Just next to the Sultan’s Palace is an Omani fortress, a reminder of the previous Omani dominance of the island. Apart from being a historically interesting building, it has nothing particularly interesting to see. Inside, there are just some curio shops that sell the exact same things as other such shops on the island, but at inflated prices.
Northward towards the port, the restaurant Mercury’s (named after the singer Freddy Mercury who was born on Zanzibar) is one of my personal favorites in Stone Town. The place has good food and nice drinks, and an atmosphere you won’t forget. Tables facing the beach may be difficult to get, so advance booking is recommended. Live music is quite frequent but not every evening. The place also has Arab-style sheeshas.
Zanzibar being a predominantly Muslim society, alcohol does not have a central position in the local culture, although it is tolerated. Binge drinking and public drunkenness are not! Although most locals are too polite let insensitive tourists know even when they are blatantly violating local customs, such behavior is quietly frowned upon, and considered extremely offensive. There are some few nice bars though. In Stone Town, the Serena Hotel has one of the, and Mercury’s in another. In the villages along the coast, the hotels serve drinks, and in Nungwi, the tourist hotspot, there are plenty!
Spices was once a cornerstone of the Zanzibari economy. The former sultanate was once the world’s biggest exporter of spices, and the industry still provides work to many people on the island. The old Spice Market still stands as a witness to the important role the industry once had on the island.

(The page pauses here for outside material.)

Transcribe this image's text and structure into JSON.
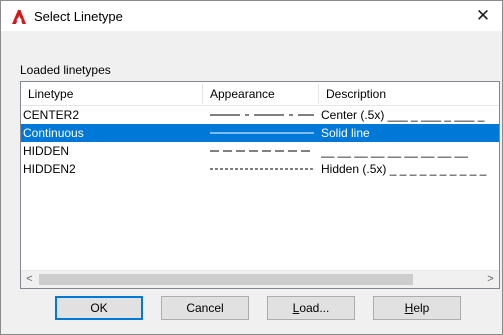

The horrors of the slave trade are fortunately a closed chapter in the history of Zanzibar. The Slave Market, that would have stood as an important historic reminder, has unfortunately been razed. The basement where slaves were held captured awating their auctioning has however been preserved.
Stone Town offers a lot of great opportunities for curio shopping. Of course, most things you get there are the exact same things as you get in curio markets elsewhere in the region, and if you have the opportunity, postpone all such shopping until you get to the Maasai Market in Nairobi.
The Swahili cuisine is a colorful and tasty experience. Like many other aspects of Swahili culture, this is also a rich mixture of Indian, Arabic, Persian and African influences. Seafood is predominant, and the cuisine features a broad variety of spices and fruits. Fish in coconut sauce, and prawns piri-piri are perhaps among the most famous Swahili dishes. In Zanzibar, the cultural conscience is very strong, and even modest and unassuming restaurants take pride in serving delicious and feature-rich dishes. When venturing outside of Stone Town, you will undoubtedly notice small local restaurant huts along the beaches where the owners do their utmost to get you inside. This can be a surprisingly good idea, but it’s advised to advance book and choose your meal at least 2 hours in advance. In these places, quality matters a lot. Time, not at all!
A popular attraction is the Spice Tour. This one can be booked through most hotels and is half a day well spent. Many of the operators offer full-day tours where the afternoon is spent on the beach. That’s an afternoon wasted, as beaches close to Stone Town are nothing compared to those a bit further out on the island.
Spice production and trade was previously a cornerstone of the Zanzibari economy. The spice plantations are still in use, but today serve the added purpose of tourist attractions. On this roughly 3 hour long sightseeing, travelers get to see how cloves, cinnamon, cardamoms, pepper, ginger, saffron and nutmeg are actually grown, with plenty of opportunities to taste the fresh spices, as well as some exotic fruits that even experienced travelers have hardly ever heard about before.